Former Vatican Envoy Accused of Bullying, Labor Violations

Vatican representatives met with a dozen men and women representing victims of sex abuse by Catholic priests ahead of a four-day meeting on the issue
AFP Tiziana FABI

A Vatican archbishop has been accused of bullying, overworking, and underpaying his staff during his tenure as papal envoy to the United Nations from 2010 to 2014.

A lengthy exposé published Monday by Crux, an online Catholic news outlet, said that Archbishop Francis A. Chullikatt, who received the 2014 Harry A. Fagan Award “for his defense of the poor and vulnerable,” has been accused of “serious moral and financial corruption” related to “the underpayment of staff, visa designations for certain employees, reporting of salaries to U.S. visa authorities, and related issues concerning U.S. labor laws.”

Former employees of the Holy See’s Mission to the United Nations describe their experience with Chullikatt as a “horror story,” while characterizing the man himself as “a power-hungry executive who launched an all-out war on those who dared to question his authority,” Crux reported

One former priest who worked for the mission said, “It was the closest thing I have seen in my lifetime to slavery.”

Senior level staff members of the mission reportedly confronted the archbishop in 2013, warning him that the mission should review both “the visa status and wage allocations for its employees” if he wished to avoid trouble from the U.S. government for labor law violations.

The archbishop allegedly ignored the warning and “became vindictive,” staff said.

Terrence McKeegan, who began as a legal advisor to the mission in August 2013, said he began noticing financial irregularities not long after he was brought on at the mission.
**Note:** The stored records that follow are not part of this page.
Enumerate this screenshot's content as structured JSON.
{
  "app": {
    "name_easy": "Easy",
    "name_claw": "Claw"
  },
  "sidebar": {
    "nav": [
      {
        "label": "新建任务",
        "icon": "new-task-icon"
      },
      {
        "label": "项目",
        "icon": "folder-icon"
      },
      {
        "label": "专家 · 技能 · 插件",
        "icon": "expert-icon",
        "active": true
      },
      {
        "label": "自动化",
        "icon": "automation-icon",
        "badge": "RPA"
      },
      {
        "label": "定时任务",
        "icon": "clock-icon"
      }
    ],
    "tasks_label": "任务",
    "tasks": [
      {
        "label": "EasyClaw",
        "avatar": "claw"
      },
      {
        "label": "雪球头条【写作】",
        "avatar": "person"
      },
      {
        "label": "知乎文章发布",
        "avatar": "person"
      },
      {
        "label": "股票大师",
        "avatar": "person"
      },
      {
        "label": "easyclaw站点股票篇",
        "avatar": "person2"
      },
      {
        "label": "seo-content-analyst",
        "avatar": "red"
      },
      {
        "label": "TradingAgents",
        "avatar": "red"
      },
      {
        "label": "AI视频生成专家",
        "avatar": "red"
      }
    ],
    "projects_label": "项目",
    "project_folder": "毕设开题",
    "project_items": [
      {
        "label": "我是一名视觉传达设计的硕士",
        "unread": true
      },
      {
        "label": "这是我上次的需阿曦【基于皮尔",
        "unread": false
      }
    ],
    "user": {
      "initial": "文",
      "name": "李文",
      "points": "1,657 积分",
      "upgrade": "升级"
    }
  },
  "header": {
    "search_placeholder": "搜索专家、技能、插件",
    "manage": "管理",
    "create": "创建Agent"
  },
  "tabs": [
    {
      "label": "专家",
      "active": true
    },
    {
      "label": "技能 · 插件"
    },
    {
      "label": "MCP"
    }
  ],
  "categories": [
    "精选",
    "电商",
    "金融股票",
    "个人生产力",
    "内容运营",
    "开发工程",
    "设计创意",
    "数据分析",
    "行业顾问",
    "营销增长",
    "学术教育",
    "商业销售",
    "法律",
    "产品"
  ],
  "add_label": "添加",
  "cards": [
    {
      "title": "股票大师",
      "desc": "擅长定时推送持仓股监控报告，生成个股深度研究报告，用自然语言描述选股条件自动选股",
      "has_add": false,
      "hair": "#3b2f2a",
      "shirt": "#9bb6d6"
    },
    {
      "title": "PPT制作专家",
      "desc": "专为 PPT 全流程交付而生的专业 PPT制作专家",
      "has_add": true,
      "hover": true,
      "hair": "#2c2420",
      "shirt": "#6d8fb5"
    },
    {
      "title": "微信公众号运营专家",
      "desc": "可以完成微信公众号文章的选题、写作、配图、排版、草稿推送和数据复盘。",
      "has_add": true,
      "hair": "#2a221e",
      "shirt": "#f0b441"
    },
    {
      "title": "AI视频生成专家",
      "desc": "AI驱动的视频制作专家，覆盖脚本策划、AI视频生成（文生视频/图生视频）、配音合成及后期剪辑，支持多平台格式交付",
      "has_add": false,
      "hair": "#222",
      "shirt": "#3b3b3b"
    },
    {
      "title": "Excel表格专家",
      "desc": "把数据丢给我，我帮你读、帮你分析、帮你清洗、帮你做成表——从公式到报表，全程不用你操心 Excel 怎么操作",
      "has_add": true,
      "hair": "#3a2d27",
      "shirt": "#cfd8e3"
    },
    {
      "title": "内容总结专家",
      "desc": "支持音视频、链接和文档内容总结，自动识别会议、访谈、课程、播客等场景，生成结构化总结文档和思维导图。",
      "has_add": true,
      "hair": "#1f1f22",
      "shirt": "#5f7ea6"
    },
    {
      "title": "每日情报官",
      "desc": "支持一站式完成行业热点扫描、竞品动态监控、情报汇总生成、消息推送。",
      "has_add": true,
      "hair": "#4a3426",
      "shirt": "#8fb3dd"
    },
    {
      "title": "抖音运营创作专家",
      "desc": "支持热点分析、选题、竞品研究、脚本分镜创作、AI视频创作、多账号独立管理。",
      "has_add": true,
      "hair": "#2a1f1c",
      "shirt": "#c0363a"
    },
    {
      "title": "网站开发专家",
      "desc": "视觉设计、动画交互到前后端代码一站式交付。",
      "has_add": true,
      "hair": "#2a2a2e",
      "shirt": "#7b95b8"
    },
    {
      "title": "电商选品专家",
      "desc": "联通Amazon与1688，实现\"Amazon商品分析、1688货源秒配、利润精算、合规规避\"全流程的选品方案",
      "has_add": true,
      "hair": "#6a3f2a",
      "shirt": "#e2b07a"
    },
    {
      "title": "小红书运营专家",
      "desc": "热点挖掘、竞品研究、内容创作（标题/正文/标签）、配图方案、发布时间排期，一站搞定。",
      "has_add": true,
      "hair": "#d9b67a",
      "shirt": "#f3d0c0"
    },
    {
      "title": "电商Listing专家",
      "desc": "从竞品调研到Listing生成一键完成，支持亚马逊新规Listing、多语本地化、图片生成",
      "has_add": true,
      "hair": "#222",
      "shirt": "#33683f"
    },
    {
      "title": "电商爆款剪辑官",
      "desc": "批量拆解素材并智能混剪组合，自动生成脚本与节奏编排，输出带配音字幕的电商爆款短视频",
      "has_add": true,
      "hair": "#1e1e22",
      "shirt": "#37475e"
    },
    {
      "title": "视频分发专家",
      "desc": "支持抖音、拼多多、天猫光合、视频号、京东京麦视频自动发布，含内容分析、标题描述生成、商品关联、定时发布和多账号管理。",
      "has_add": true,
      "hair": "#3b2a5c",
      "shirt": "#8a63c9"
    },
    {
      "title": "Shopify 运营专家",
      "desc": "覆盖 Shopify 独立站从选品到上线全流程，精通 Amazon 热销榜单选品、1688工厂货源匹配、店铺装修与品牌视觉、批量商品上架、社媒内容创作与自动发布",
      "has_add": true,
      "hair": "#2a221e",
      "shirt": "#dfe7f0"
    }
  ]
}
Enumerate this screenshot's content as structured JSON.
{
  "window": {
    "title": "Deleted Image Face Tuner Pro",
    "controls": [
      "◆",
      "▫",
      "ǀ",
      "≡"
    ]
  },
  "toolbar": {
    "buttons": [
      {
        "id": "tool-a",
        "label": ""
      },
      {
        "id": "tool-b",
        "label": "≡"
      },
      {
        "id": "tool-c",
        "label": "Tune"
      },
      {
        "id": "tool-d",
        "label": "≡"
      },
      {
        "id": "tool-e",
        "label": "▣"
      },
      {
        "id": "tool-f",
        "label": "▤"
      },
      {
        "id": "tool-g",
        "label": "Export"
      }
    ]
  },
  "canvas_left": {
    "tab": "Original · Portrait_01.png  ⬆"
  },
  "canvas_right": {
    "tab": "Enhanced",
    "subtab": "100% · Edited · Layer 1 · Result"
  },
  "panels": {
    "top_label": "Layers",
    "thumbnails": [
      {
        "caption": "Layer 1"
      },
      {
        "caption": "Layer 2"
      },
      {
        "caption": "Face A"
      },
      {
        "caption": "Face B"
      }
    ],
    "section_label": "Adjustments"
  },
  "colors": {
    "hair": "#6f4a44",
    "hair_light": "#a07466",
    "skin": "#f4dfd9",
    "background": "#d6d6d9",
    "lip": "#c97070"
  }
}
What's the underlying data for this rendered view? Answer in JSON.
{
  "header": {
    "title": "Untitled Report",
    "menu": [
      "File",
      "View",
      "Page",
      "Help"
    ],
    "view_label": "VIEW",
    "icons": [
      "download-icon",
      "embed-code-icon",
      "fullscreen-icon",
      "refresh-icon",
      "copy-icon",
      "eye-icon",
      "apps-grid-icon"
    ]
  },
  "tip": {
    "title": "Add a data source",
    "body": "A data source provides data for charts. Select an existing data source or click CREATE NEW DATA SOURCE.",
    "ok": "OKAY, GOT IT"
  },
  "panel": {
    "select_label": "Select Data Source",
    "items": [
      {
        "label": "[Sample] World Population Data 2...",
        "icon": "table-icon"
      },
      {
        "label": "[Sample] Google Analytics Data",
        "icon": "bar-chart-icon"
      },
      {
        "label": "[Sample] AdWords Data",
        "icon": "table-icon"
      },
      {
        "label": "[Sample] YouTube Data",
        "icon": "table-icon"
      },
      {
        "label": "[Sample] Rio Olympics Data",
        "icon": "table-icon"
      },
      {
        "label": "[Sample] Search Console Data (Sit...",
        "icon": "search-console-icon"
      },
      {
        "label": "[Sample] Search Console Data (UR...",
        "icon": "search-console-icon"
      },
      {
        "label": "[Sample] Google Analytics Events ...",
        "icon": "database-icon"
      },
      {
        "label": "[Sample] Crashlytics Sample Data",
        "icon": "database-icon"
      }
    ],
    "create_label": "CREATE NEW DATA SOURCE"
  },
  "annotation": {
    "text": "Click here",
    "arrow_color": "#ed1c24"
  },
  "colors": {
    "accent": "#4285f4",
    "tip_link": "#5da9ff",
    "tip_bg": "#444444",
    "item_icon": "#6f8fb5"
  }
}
McKeegan said that he and at least two other members of the staff had their salaries cut by Chullikatt by 40 to 60 percent from their contractual agreements, Crux said.

Both McKeegan and an unnamed senior staffer said employees were obliged to work long hours with “rare compensation” for their efforts, which entailed violations of standards as well as simple human decency.

A priest who worked at the mission said that “one man would drive the nuncio at times to Washington, D.C. for a brief meeting and then back again to New York City in the same day, only to have to don a different uniform on arrival and wait at tables all evening until midnight.”

“At times, their treatment by the nuncio, or the manner in which he spoke to them, left them shaking or in tears,” he said.

Pope Francis has repeatedly preached against unjust employers, saying it is a “mortal sin” to exploit one’s workers.

“Many Christians, even Catholics, who say they are practicing Catholics exploit people! They exploit their workers!” the pope said last Friday during his morning Mass.

“And so many of these call themselves Catholics. They go to Mass on Sundays and then they do this. This is a mortal sin!” he said.

Follow Thomas D. Williams on Twitter


Please let us know if you're having issues with commenting.